In Latin, the term ad hominem refers to an “argument against the man,” a personal attack "based on the failings of an adversary rather than on the merits of the case." It’s a logical fallacy and a cheap trick, an appeal to irrational emotions and a distraction technique. Use of an ad hominem signals weakness in a person’s argument; if that argument was based on strong evidence and acceptable premises, there would be no need to resort to insults. In the Latin, ad hominem does not refer to a gendered attack on males only, but against man as in human, male or female. Nonetheless, the term ad feminam is sometimes used to refer to arguments made specifically against women. It’s defined as “appealing to irrelevant personal considerations concerning women, especially prejudices against them.” Well, we don’t think that the attacks in these ads are irrelevant, but we do think they're personal and we do think they're abusive. That’s why we’ve changed the spelling slightly to Ad Feminem. And while these attacks affect men too, whether it’s through the rising prevalence of men now seeking cosmetic surgery or through creating generations of men suffering from the Centerfold Syndrome, it seems that their effects on women are particularly egregious.

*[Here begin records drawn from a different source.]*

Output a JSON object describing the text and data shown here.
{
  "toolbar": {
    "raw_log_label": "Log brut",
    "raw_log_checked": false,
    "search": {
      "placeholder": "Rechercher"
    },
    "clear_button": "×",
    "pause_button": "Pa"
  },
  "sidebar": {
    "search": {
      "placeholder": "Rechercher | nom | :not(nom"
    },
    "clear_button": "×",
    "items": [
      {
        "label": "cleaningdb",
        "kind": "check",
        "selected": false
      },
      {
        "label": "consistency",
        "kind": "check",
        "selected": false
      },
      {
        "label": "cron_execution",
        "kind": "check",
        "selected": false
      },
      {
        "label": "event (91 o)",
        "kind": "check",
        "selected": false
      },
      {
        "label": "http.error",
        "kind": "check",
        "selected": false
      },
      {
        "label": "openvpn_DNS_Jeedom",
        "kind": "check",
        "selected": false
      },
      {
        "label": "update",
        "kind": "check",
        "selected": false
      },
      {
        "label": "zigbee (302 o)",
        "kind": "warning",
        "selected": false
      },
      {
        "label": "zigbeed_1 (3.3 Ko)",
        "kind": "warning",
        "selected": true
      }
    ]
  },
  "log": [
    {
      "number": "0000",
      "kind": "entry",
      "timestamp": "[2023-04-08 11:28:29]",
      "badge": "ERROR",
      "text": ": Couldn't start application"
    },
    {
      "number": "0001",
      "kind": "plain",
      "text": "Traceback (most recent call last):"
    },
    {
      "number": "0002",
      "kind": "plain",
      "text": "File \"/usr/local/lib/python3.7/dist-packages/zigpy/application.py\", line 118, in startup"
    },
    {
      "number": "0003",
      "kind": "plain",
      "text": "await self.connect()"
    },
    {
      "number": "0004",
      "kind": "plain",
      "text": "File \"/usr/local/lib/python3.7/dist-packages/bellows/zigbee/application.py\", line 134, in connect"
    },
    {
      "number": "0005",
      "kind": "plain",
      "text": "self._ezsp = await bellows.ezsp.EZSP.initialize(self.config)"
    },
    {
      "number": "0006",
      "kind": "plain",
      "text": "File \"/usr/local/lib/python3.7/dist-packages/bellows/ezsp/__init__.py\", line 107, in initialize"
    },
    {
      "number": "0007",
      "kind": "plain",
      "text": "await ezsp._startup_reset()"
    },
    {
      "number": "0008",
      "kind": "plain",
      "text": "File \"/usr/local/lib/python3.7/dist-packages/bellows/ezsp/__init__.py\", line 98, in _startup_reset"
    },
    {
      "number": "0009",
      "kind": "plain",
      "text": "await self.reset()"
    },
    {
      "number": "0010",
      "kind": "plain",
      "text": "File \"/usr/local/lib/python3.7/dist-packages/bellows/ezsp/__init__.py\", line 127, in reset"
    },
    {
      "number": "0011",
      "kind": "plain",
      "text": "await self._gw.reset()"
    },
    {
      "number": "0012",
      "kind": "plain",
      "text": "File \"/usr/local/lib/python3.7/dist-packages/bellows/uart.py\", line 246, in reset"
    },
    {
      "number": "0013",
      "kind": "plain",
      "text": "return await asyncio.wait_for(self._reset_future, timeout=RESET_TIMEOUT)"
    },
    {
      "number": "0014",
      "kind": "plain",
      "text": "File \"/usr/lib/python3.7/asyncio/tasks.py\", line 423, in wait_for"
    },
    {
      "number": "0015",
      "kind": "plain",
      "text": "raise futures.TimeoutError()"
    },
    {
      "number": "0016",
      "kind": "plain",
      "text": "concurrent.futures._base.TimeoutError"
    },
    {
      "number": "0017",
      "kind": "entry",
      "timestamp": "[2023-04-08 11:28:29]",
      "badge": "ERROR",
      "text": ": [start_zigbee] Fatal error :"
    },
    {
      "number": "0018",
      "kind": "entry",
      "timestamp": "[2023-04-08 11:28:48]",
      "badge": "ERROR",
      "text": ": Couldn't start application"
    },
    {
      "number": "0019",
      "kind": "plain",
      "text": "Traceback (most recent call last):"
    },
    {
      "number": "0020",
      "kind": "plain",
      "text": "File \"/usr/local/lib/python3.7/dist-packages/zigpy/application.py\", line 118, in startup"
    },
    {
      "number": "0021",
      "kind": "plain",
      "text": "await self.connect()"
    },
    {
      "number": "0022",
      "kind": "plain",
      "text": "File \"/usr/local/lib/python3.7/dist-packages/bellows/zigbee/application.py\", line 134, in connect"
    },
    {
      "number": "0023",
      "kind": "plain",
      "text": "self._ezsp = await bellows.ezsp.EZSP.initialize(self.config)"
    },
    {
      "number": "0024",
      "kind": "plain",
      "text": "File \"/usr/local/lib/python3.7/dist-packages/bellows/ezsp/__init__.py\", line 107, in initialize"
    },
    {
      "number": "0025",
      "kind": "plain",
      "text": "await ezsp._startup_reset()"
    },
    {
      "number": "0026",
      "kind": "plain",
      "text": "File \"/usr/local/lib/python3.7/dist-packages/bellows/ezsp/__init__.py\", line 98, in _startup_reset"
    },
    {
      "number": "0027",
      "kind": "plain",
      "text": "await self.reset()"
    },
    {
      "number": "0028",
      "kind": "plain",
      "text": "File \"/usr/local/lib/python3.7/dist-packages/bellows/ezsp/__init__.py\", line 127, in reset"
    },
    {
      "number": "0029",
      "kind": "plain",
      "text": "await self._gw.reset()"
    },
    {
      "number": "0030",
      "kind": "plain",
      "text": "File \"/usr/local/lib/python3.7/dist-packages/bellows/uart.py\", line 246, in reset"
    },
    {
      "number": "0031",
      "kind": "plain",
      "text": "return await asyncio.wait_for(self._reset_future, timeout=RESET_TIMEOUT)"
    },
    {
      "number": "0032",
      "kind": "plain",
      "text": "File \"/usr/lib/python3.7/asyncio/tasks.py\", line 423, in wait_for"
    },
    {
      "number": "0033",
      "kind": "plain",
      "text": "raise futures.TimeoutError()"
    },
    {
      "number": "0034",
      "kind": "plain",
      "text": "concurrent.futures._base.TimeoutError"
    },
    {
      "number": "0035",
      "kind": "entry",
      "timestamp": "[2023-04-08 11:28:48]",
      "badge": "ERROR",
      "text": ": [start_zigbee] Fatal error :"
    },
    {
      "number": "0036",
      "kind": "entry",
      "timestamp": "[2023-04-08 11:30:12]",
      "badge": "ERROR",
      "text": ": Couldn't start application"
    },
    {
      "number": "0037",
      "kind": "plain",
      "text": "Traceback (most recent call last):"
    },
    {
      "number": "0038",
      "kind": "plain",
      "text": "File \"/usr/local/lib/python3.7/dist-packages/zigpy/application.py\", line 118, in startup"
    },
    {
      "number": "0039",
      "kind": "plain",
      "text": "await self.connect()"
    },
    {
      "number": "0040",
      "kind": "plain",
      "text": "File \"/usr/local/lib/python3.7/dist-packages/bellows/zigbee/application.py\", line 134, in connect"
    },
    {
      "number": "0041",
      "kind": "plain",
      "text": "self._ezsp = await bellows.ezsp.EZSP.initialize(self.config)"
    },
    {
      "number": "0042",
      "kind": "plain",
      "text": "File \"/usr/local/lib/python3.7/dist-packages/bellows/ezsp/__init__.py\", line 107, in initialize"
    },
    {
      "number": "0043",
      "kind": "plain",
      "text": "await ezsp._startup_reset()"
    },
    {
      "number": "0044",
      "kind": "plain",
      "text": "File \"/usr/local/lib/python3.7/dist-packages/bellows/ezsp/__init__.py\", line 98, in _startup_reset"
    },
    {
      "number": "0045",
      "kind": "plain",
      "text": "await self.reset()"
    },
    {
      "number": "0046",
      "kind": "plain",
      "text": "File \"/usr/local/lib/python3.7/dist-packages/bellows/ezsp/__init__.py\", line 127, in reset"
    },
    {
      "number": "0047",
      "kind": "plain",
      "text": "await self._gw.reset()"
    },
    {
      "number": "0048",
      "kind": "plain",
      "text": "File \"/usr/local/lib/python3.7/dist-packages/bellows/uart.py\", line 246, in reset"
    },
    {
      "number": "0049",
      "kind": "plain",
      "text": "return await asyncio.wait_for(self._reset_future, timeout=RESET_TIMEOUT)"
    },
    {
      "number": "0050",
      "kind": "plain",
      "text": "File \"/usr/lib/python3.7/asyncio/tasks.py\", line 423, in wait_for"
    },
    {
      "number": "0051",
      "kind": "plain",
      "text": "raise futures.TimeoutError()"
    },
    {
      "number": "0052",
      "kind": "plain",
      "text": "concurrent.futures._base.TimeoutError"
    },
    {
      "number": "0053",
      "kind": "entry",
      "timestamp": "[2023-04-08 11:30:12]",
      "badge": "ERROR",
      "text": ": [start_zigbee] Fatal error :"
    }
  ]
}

Implicit in these ads is the premise that the question of whether or not to go under the knife is moot; the question for a woman is no longer “Should I get surgery?” That we should get surgery is taken for granted. Instead, the fundamental question has become “Where should I get which surgery?” After that, it’s a short jump to see that once we become combodities, we can, like objects, be collected, possessed, returned, or relegated to a proper place in which we belong. The commodified body can become a screen onto which other people, become projectors, run the films they want to see, the shapes that others want our personalities to take flickering across our bodies like shadows dancing across a pool. Of course we desire what makes us desirable, and we’re told over and over again that injecting, implanting, peeling, plumping, tucking and burning ourselves will make us desirable. But once, through cosmetic surgery, we’ve transformed ourselves into identical figurines rolling predictably off an assembly line, we make ourselves look as if we are the things that can be bought. Purchases have become so personal that we don’t know the difference between the purchase and the person anymore. It doesn't have to be this way. We're not here to demonize women who've opted for cosmetic surgery; in fact, one of our founders has had surgery herself. But we are here to remind us all that people are not products.